[Component data from apps and pages]
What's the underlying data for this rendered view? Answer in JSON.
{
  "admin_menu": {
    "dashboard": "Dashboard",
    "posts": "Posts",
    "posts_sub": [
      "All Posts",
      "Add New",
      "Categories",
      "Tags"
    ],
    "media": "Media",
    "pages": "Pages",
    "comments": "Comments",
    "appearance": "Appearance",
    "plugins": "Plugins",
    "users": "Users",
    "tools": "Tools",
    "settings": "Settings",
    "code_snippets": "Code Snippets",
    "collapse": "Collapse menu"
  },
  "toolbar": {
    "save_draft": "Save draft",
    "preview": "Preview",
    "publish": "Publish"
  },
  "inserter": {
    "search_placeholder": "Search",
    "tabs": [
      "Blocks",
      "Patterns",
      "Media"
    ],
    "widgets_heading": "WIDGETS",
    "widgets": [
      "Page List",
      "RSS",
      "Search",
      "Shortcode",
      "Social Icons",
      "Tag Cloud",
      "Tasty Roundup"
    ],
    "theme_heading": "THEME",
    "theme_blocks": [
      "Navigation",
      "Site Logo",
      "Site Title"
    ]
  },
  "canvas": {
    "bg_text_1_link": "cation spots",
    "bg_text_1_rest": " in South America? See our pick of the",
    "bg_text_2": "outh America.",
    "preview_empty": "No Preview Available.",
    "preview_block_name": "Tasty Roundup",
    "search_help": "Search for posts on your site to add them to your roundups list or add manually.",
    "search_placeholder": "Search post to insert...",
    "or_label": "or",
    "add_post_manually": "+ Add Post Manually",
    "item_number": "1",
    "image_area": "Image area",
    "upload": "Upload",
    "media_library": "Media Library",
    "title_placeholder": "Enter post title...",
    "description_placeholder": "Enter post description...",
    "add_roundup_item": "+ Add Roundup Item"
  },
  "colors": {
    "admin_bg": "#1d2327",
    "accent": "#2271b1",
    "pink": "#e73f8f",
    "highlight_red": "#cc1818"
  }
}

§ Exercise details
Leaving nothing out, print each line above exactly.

§ Solution to the problem
What's the underlying data for this rendered view? Answer in JSON.
{
  "admin_menu": {
    "dashboard": "Dashboard",
    "posts": "Posts",
    "posts_sub": [
      "All Posts",
      "Add New",
      "Categories",
      "Tags"
    ],
    "media": "Media",
    "pages": "Pages",
    "comments": "Comments",
    "appearance": "Appearance",
    "plugins": "Plugins",
    "users": "Users",
    "tools": "Tools",
    "settings": "Settings",
    "code_snippets": "Code Snippets",
    "collapse": "Collapse menu"
  },
  "toolbar": {
    "save_draft": "Save draft",
    "preview": "Preview",
    "publish": "Publish"
  },
  "inserter": {
    "search_placeholder": "Search",
    "tabs": [
      "Blocks",
      "Patterns",
      "Media"
    ],
    "widgets_heading": "WIDGETS",
    "widgets": [
      "Page List",
      "RSS",
      "Search",
      "Shortcode",
      "Social Icons",
      "Tag Cloud",
      "Tasty Roundup"
    ],
    "theme_heading": "THEME",
    "theme_blocks": [
      "Navigation",
      "Site Logo",
      "Site Title"
    ]
  },
  "canvas": {
    "bg_text_1_link": "cation spots",
    "bg_text_1_rest": " in South America? See our pick of the",
    "bg_text_2": "outh America.",
    "preview_empty": "No Preview Available.",
    "preview_block_name": "Tasty Roundup",
    "search_help": "Search for posts on your site to add them to your roundups list or add manually.",
    "search_placeholder": "Search post to insert...",
    "or_label": "or",
    "add_post_manually": "+ Add Post Manually",
    "item_number": "1",
    "image_area": "Image area",
    "upload": "Upload",
    "media_library": "Media Library",
    "title_placeholder": "Enter post title...",
    "description_placeholder": "Enter post description...",
    "add_roundup_item": "+ Add Roundup Item"
  },
  "colors": {
    "admin_bg": "#1d2327",
    "accent": "#2271b1",
    "pink": "#e73f8f",
    "highlight_red": "#cc1818"
  }
}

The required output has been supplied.